**Your assignment**. All of the data must be output exactly, with every picture left out.

**Material for the task**.
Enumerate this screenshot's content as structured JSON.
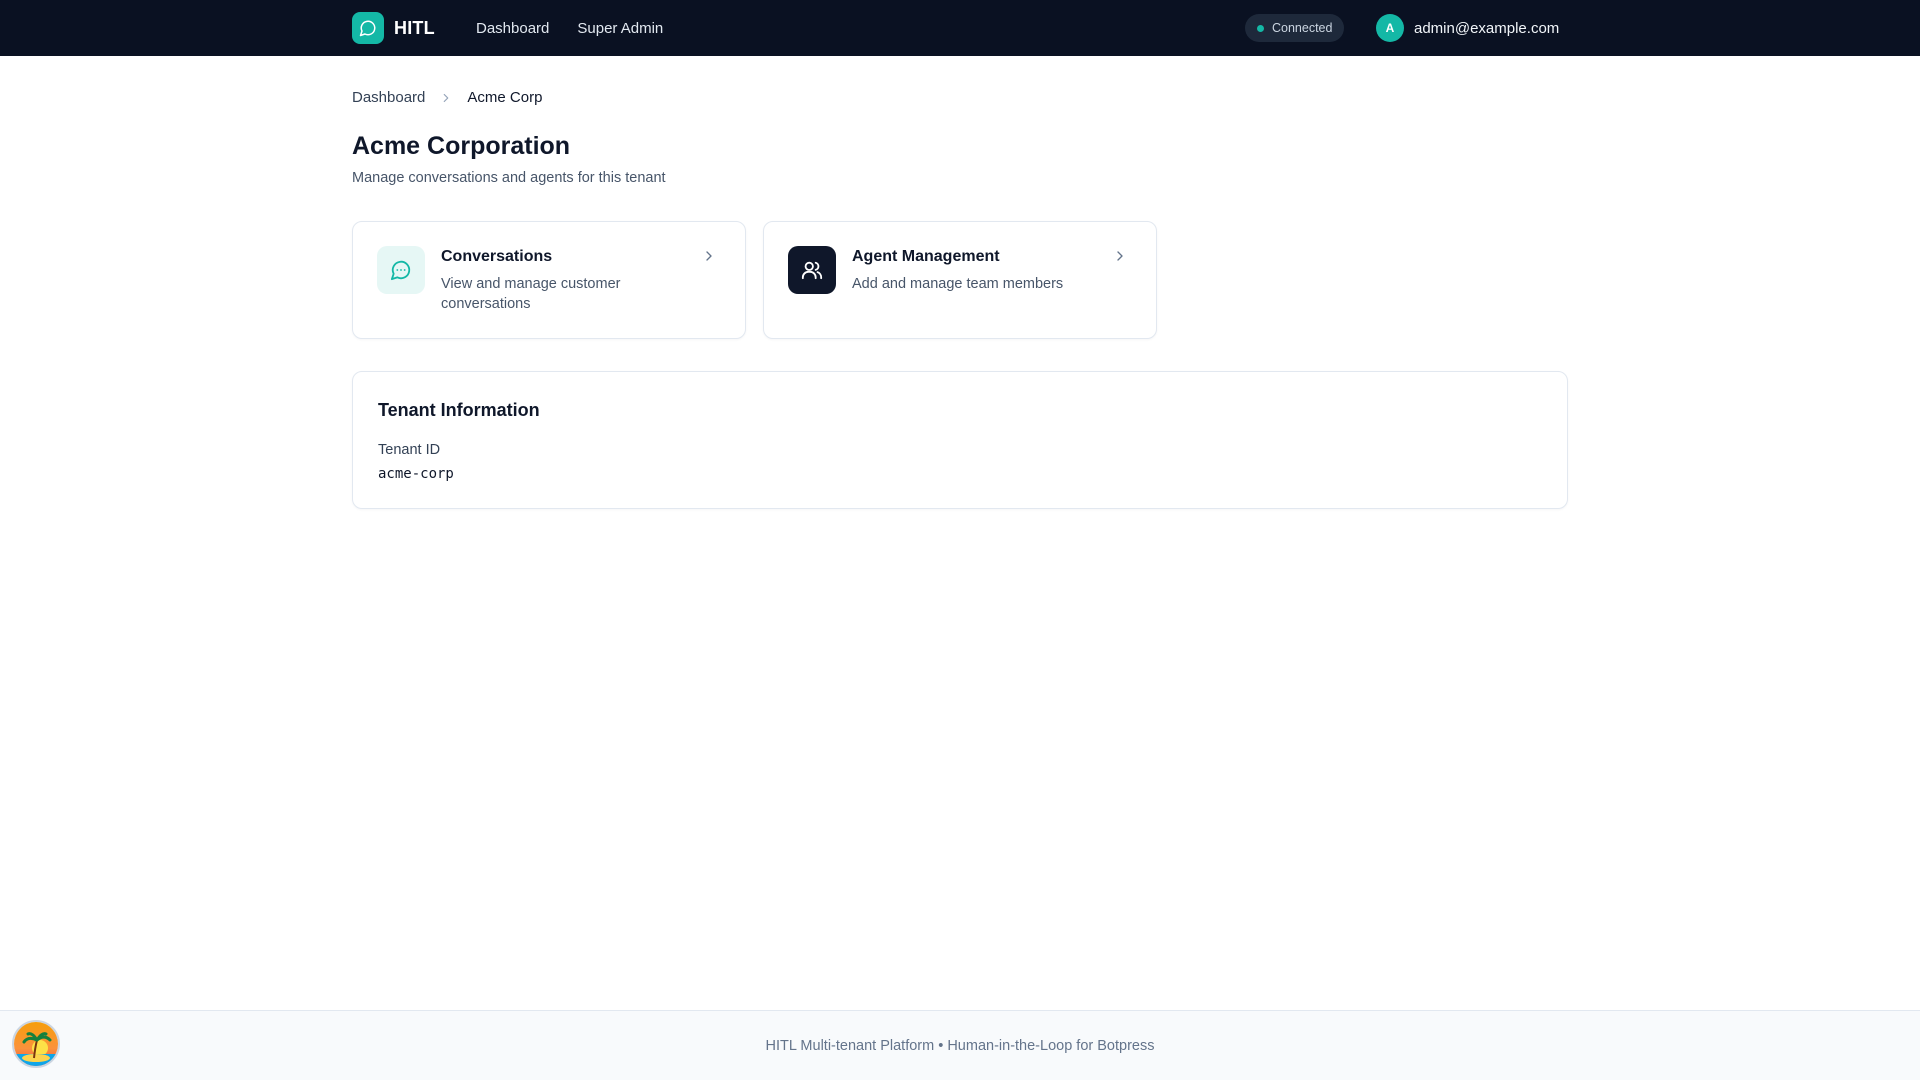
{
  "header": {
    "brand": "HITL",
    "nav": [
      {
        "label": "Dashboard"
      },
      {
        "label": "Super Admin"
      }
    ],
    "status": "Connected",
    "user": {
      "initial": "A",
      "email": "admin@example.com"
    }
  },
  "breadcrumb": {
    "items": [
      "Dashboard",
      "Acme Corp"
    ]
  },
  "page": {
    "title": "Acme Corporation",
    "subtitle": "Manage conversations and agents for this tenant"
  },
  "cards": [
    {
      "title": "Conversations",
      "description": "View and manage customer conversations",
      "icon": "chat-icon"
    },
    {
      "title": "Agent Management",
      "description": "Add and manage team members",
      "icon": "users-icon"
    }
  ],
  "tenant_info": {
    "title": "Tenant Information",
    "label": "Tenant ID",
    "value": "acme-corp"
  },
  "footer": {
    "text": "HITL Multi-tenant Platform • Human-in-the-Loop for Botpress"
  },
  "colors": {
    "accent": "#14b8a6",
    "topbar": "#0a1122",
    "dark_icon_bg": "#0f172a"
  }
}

**The completed task**.
Enumerate this screenshot's content as structured JSON.
{
  "header": {
    "brand": "HITL",
    "nav": [
      {
        "label": "Dashboard"
      },
      {
        "label": "Super Admin"
      }
    ],
    "status": "Connected",
    "user": {
      "initial": "A",
      "email": "admin@example.com"
    }
  },
  "breadcrumb": {
    "items": [
      "Dashboard",
      "Acme Corp"
    ]
  },
  "page": {
    "title": "Acme Corporation",
    "subtitle": "Manage conversations and agents for this tenant"
  },
  "cards": [
    {
      "title": "Conversations",
      "description": "View and manage customer conversations",
      "icon": "chat-icon"
    },
    {
      "title": "Agent Management",
      "description": "Add and manage team members",
      "icon": "users-icon"
    }
  ],
  "tenant_info": {
    "title": "Tenant Information",
    "label": "Tenant ID",
    "value": "acme-corp"
  },
  "footer": {
    "text": "HITL Multi-tenant Platform • Human-in-the-Loop for Botpress"
  },
  "colors": {
    "accent": "#14b8a6",
    "topbar": "#0a1122",
    "dark_icon_bg": "#0f172a"
  }
}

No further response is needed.